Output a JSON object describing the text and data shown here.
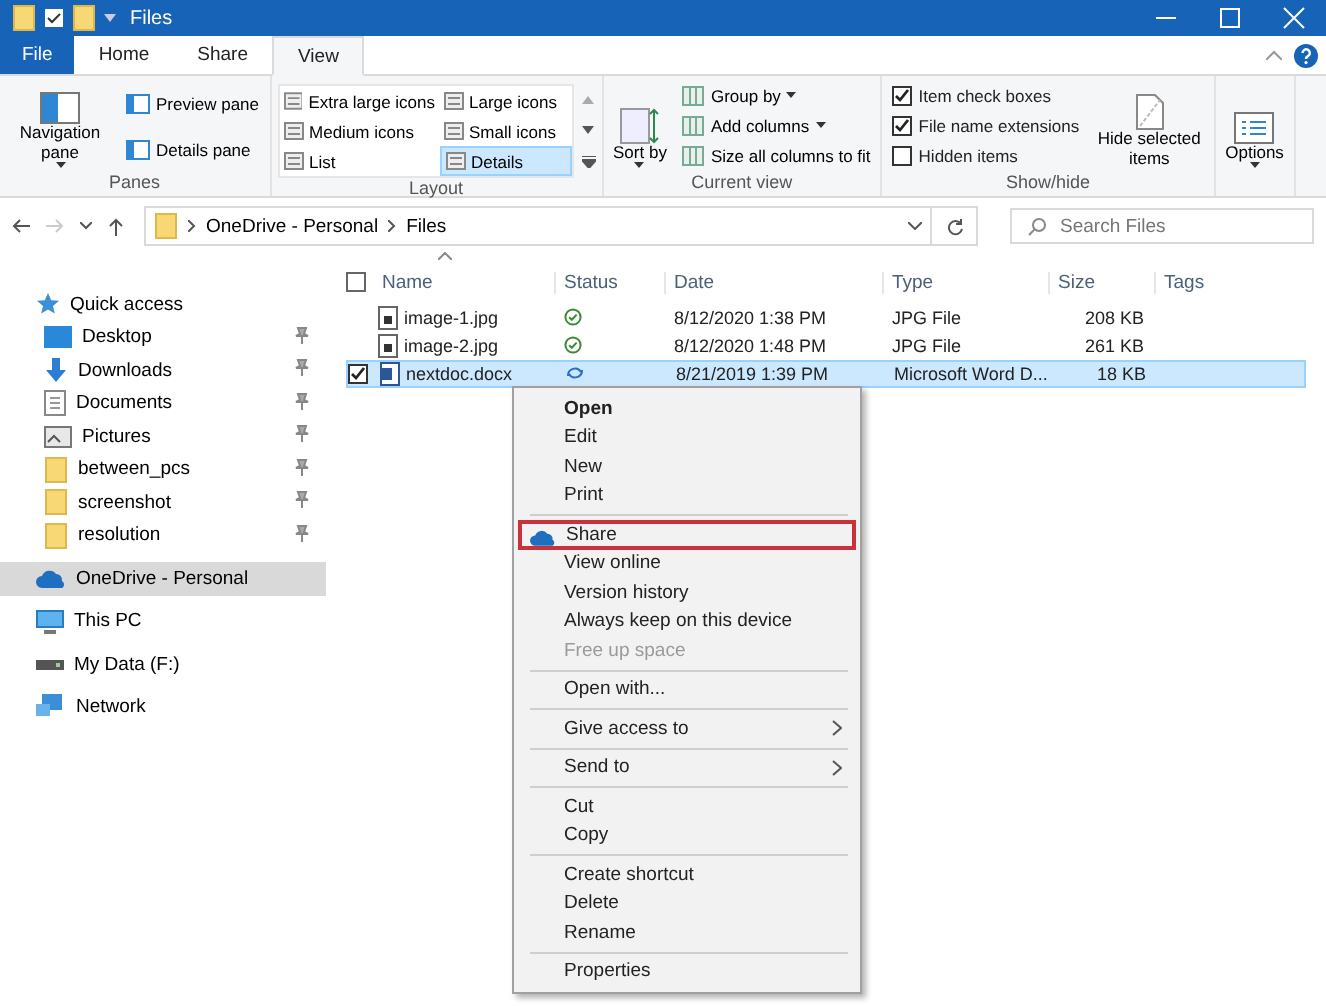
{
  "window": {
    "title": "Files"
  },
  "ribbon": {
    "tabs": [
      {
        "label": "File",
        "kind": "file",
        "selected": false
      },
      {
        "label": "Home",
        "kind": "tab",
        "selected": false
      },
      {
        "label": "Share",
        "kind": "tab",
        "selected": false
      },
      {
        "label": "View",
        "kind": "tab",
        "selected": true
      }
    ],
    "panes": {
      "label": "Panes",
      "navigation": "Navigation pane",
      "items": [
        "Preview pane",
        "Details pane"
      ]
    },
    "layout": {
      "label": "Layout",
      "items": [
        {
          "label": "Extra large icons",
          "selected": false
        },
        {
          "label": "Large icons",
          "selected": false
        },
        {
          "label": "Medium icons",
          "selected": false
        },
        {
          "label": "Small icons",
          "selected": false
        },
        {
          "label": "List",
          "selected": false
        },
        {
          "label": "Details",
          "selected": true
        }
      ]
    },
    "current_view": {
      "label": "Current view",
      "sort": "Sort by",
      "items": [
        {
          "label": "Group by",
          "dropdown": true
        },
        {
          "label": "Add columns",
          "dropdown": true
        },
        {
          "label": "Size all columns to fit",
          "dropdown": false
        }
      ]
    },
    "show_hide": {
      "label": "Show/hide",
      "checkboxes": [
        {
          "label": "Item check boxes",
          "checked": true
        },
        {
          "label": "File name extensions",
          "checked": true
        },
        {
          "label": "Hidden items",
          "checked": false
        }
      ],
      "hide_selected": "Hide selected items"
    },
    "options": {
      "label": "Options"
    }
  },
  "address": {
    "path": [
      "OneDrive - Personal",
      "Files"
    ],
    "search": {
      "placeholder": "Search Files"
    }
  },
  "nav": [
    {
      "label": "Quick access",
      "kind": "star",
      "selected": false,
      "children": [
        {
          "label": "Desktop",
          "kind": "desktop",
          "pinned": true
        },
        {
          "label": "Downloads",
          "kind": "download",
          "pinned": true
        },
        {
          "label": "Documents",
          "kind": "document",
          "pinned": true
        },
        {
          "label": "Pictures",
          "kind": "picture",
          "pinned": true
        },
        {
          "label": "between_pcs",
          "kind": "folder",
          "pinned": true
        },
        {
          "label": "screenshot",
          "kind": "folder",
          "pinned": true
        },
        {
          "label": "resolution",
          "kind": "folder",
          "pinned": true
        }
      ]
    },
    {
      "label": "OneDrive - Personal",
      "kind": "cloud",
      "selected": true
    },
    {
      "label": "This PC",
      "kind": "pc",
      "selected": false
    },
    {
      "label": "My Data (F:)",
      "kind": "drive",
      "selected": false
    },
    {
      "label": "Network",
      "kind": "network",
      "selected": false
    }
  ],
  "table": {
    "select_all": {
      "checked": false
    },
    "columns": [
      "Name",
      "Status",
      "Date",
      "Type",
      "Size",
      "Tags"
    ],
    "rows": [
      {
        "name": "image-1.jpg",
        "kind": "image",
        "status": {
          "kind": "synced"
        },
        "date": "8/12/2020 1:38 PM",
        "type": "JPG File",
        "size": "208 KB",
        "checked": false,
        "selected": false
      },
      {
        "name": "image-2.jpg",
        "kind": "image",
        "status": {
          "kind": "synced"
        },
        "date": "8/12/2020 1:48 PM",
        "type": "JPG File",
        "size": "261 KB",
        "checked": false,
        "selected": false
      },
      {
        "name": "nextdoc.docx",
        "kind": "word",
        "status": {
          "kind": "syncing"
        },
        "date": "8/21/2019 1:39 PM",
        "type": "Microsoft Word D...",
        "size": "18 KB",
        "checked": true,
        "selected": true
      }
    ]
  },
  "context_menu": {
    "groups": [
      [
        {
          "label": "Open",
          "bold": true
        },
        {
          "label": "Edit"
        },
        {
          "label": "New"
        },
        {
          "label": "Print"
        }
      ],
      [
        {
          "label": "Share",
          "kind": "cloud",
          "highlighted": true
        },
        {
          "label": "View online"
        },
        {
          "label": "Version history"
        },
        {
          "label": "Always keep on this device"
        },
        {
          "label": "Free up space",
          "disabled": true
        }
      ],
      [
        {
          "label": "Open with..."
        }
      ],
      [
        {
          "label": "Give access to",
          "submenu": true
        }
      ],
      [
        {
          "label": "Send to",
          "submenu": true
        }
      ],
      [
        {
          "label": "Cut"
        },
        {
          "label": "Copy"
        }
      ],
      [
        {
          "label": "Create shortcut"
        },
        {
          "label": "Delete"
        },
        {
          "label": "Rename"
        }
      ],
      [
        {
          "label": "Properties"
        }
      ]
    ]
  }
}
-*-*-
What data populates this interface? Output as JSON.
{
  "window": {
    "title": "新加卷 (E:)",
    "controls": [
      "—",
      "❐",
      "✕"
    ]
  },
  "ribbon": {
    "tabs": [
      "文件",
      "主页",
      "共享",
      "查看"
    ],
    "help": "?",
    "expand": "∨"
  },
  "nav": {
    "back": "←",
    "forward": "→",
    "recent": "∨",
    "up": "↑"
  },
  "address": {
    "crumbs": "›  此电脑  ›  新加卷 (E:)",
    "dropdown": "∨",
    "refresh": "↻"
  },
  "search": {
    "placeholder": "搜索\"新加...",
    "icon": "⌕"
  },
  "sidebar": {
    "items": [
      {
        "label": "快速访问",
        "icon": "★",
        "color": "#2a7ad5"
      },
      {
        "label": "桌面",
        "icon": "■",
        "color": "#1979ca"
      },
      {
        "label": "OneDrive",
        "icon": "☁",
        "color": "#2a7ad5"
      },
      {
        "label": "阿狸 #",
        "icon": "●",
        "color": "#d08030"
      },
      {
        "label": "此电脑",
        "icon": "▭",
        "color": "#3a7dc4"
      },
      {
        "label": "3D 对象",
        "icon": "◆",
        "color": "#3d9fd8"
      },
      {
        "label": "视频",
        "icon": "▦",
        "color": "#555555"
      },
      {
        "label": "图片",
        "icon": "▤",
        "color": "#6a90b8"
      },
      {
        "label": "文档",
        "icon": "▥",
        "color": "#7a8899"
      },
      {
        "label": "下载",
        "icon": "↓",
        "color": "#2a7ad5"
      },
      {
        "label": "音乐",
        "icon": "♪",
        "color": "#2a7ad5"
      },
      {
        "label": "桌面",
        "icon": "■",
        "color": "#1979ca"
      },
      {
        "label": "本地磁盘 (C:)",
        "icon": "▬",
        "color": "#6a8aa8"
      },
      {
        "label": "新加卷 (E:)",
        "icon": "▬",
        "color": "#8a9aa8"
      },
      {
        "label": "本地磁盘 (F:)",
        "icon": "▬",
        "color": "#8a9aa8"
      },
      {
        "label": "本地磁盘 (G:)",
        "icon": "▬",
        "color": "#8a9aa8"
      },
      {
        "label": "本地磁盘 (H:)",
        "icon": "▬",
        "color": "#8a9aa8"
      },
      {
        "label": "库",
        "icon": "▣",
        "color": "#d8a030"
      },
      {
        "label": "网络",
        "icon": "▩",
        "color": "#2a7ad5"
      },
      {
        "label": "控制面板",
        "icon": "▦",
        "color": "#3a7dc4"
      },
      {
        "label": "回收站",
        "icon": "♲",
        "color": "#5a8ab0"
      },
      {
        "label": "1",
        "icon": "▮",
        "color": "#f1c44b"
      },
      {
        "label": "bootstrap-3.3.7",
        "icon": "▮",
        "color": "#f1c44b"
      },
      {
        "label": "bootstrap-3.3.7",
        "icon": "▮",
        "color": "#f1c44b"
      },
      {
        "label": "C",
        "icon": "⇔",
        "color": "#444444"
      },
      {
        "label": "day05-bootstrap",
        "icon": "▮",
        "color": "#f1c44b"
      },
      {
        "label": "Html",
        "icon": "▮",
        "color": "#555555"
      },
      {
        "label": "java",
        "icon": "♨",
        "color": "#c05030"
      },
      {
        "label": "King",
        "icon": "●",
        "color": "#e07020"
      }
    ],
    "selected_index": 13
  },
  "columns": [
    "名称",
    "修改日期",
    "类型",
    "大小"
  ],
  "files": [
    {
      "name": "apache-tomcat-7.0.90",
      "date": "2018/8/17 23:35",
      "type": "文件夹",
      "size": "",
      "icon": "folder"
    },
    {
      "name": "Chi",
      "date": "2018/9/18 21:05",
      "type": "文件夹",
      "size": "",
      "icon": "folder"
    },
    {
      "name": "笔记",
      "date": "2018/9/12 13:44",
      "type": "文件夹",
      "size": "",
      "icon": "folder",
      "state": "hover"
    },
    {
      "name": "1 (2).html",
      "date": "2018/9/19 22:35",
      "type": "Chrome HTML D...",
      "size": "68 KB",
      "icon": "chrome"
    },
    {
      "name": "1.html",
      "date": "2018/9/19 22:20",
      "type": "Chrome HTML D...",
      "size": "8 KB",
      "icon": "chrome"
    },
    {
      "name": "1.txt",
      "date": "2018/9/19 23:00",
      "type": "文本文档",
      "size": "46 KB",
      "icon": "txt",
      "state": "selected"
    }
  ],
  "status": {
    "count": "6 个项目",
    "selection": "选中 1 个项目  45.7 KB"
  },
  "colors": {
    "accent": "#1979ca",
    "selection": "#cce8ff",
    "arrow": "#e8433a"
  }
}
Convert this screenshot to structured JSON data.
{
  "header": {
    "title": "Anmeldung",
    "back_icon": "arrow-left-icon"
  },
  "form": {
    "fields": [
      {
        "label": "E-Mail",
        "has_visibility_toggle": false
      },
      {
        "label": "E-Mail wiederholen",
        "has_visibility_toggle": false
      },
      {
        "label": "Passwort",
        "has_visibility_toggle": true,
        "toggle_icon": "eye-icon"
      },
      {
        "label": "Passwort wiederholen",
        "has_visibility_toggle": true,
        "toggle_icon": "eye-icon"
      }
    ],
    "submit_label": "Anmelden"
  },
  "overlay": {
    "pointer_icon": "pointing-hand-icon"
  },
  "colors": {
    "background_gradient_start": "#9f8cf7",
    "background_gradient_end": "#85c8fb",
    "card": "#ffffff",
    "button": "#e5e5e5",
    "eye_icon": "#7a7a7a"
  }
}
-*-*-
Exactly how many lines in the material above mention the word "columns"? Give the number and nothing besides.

4